WHAT TO WORK ON >> Go through the listing below and show each line that has the word "this".

RECORDS PROVIDED >>
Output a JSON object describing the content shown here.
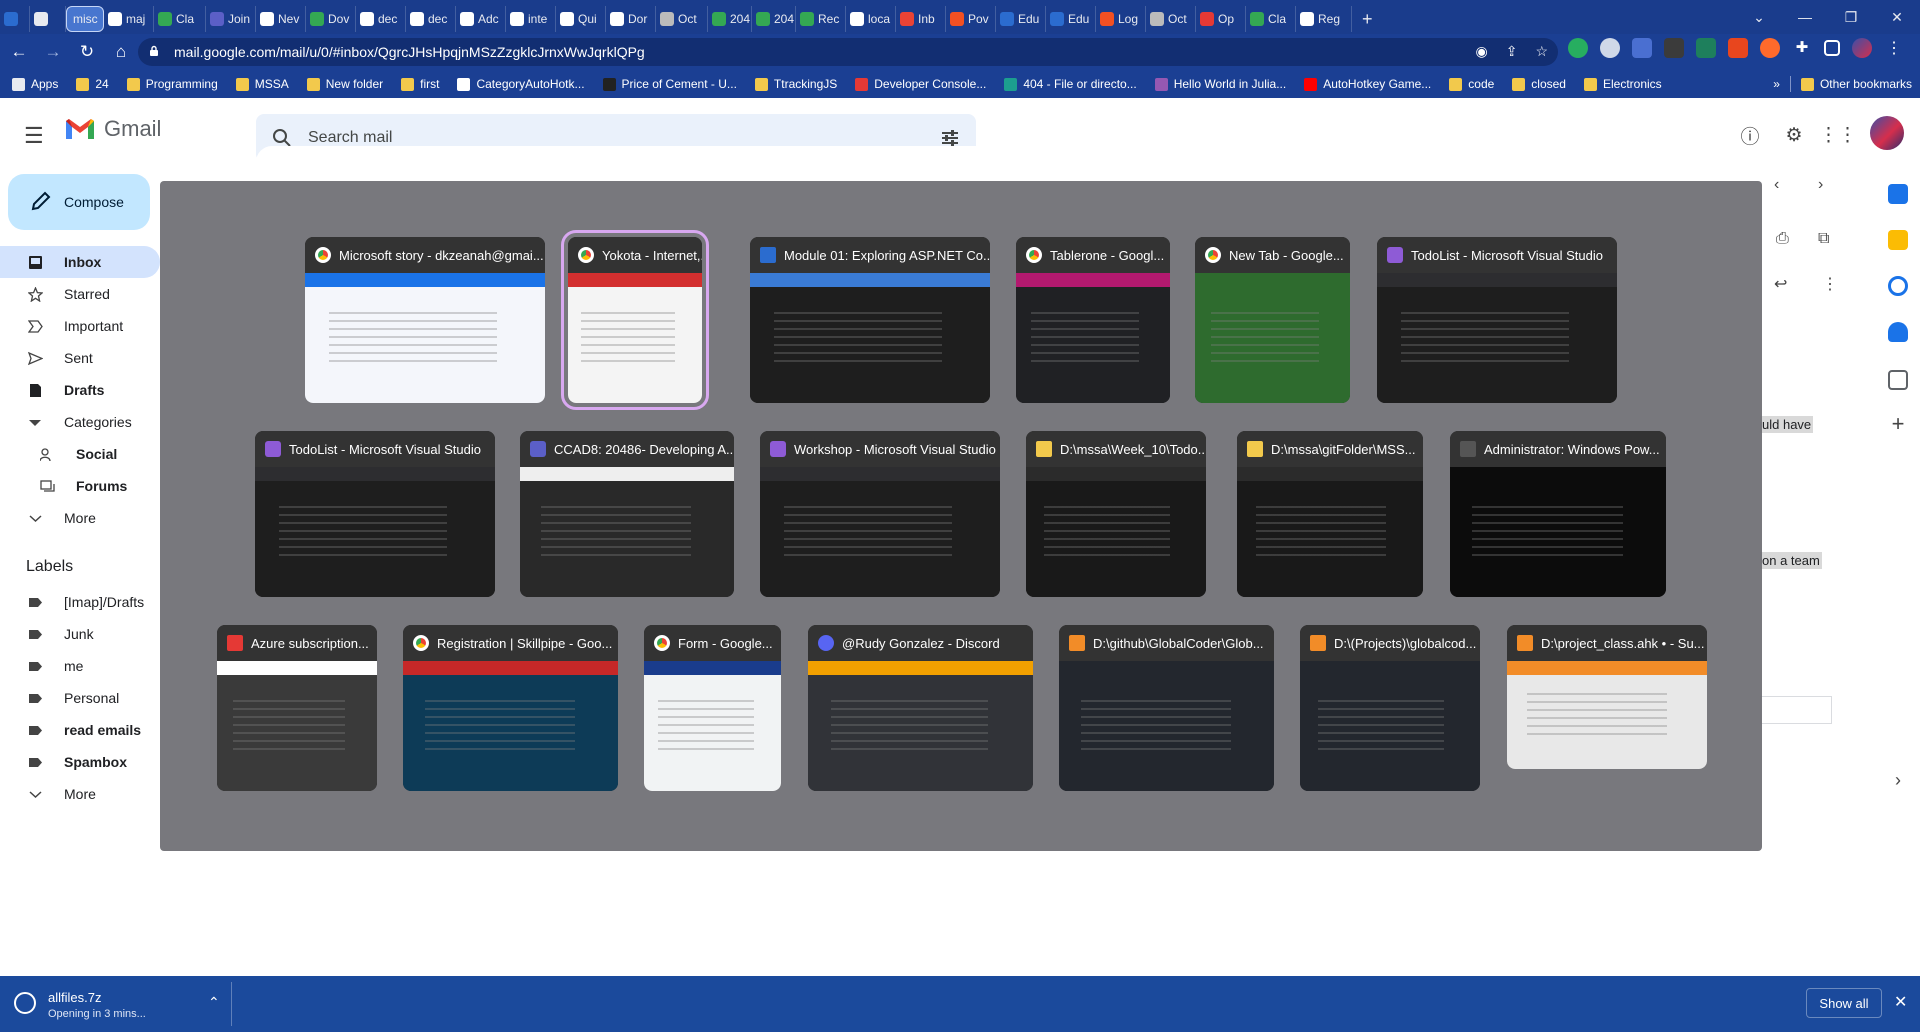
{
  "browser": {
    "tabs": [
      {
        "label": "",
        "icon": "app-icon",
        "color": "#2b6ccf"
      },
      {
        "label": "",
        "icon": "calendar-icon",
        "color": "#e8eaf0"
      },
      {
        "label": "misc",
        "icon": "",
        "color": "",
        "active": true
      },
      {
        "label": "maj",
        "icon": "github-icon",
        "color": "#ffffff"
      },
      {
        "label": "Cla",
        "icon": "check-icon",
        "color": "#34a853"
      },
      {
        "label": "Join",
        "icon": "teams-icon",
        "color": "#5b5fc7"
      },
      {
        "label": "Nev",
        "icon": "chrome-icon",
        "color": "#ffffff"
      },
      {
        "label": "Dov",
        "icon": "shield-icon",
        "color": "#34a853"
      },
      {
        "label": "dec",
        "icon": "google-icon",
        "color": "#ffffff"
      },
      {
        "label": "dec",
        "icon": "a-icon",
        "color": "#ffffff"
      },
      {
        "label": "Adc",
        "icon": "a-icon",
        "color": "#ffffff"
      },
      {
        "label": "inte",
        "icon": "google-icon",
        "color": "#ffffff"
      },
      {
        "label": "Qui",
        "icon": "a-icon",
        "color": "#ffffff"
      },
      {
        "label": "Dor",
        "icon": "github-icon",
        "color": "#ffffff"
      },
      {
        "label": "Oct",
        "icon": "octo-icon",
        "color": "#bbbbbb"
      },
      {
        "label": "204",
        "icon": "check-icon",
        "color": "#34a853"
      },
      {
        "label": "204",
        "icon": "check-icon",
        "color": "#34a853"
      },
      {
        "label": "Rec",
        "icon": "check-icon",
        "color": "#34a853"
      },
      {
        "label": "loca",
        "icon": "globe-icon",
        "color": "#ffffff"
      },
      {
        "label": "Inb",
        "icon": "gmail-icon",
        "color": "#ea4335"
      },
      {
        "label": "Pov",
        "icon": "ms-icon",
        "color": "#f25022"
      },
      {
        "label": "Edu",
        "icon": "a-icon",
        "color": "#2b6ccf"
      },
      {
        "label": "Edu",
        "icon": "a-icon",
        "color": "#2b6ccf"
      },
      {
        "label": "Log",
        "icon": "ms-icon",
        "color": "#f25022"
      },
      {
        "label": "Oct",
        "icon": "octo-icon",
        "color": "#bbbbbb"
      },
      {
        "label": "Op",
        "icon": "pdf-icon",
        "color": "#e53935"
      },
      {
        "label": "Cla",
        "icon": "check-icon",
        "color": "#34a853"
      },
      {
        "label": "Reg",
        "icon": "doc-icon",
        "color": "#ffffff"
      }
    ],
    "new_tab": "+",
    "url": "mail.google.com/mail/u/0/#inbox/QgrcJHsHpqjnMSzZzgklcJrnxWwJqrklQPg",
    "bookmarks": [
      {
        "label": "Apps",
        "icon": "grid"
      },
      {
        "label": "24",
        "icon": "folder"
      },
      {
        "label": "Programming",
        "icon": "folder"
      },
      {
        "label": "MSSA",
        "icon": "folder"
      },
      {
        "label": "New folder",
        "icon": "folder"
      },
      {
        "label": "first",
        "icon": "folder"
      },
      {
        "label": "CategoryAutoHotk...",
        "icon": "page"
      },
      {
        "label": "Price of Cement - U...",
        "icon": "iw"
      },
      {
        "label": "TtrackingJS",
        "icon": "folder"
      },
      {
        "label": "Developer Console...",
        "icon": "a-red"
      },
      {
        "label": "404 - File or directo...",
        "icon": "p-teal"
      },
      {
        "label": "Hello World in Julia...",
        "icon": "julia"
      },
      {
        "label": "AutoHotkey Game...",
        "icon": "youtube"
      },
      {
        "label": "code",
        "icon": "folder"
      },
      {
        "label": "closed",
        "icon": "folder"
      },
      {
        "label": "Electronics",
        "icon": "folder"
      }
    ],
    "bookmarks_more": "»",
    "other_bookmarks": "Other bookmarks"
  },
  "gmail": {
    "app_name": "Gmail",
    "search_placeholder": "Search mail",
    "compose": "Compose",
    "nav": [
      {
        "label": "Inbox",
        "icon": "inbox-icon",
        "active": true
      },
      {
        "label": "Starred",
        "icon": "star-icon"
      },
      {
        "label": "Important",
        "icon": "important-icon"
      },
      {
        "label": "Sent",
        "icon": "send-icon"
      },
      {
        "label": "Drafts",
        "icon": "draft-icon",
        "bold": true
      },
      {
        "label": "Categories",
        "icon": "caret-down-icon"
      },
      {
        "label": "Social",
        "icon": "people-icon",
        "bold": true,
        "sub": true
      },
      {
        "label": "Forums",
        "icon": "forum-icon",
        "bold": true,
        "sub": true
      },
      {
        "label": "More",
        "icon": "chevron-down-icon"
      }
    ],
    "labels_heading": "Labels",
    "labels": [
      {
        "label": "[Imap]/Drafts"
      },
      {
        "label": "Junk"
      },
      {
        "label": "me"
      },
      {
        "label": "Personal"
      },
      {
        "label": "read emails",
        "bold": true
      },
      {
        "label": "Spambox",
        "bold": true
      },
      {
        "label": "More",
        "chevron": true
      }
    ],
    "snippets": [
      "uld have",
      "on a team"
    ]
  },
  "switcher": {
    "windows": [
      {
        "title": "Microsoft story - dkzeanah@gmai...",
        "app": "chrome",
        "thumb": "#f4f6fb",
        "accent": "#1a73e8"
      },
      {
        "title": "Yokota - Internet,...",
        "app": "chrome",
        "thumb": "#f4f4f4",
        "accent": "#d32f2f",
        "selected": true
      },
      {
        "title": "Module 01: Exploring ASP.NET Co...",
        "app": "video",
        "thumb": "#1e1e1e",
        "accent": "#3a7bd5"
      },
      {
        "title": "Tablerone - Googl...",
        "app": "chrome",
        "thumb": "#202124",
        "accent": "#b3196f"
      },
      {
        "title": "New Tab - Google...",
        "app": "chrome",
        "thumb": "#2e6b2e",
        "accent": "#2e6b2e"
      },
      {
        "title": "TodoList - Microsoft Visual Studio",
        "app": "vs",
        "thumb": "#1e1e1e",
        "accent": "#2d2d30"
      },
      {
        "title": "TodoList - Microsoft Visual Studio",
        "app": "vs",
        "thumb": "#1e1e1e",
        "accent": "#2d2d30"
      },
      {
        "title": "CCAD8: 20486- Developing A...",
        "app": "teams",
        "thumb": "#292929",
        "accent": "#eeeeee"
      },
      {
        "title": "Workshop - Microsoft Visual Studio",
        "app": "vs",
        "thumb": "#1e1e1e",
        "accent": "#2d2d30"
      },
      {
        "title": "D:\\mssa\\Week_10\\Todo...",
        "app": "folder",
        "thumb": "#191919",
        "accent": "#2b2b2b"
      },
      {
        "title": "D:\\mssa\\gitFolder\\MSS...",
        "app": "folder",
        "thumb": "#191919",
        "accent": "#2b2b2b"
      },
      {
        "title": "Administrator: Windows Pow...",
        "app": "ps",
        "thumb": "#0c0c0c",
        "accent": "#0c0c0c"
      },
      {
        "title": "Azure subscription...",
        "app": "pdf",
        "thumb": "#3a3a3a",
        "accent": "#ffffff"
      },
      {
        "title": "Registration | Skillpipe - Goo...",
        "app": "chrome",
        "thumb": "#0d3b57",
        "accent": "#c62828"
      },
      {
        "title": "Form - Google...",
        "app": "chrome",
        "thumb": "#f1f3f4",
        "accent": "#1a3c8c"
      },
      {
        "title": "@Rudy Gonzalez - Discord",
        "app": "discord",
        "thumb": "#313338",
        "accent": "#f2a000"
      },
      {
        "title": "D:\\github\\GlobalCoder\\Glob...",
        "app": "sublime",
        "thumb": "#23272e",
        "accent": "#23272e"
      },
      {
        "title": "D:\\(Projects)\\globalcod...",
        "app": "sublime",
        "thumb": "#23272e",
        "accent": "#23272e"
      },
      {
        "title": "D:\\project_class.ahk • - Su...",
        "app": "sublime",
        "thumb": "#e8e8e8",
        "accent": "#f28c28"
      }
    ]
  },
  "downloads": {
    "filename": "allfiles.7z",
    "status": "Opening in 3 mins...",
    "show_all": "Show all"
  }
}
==
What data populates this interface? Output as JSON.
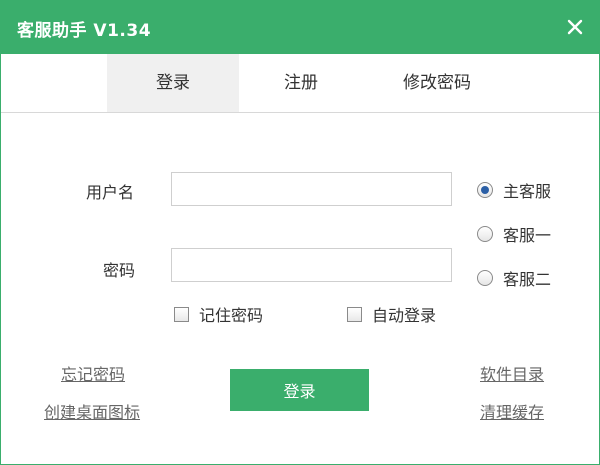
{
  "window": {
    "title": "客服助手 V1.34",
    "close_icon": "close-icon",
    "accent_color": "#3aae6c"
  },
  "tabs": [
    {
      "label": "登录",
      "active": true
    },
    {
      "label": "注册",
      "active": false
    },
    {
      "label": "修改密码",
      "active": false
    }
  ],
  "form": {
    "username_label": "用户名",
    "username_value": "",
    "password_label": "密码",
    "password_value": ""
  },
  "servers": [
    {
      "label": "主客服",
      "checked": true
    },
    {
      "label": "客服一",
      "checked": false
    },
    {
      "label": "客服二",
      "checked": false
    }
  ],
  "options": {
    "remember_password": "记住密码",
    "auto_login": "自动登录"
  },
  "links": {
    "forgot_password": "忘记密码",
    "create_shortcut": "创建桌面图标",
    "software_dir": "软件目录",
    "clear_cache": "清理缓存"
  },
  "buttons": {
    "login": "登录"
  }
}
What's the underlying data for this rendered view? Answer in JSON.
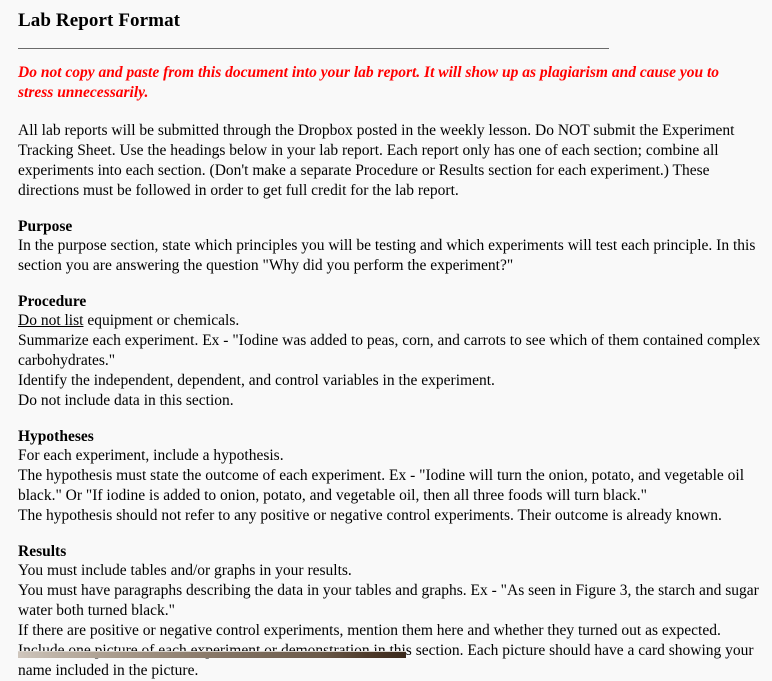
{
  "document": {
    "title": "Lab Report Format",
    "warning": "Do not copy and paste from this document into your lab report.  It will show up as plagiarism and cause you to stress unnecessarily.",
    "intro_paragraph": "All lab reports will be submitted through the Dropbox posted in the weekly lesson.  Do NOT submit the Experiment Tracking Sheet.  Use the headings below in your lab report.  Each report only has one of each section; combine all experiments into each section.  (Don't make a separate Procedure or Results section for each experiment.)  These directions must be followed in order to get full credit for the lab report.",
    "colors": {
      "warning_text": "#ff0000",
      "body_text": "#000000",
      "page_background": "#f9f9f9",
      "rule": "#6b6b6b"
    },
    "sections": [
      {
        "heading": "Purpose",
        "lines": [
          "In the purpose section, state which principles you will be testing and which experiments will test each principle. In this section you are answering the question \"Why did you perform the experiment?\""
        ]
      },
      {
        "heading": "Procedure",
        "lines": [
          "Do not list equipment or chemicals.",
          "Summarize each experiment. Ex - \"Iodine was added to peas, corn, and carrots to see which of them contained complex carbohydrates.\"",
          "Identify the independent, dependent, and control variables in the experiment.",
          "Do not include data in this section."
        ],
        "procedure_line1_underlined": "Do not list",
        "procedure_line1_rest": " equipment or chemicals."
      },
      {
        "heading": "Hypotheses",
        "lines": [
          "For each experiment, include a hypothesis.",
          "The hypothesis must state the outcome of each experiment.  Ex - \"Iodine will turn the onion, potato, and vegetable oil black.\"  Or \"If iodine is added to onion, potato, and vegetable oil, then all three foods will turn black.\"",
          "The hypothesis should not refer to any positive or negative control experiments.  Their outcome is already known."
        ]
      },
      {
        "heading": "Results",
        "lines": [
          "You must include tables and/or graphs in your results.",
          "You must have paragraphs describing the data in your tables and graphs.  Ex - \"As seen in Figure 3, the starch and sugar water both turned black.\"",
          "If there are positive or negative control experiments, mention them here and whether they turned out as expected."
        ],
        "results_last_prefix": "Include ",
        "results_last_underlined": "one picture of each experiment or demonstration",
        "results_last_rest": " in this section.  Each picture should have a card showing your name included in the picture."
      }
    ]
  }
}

RESPONSE TO THE TASK >>
What data populates this interface? Output as JSON.
What's the underlying data for this rendered view? Answer in JSON.
    "warning": "Do not copy and paste from this document into your lab report.  It will show up as plagiarism and cause you to stress unnecessarily.",
          "In the purpose section, state which principles you will be testing and which experiments will test each principle. In this section you are answering the question \"Why did you perform the experiment?\""
          "Do not include data in this section."
        "results_last_rest": " in this section.  Each picture should have a card showing your name included in the picture."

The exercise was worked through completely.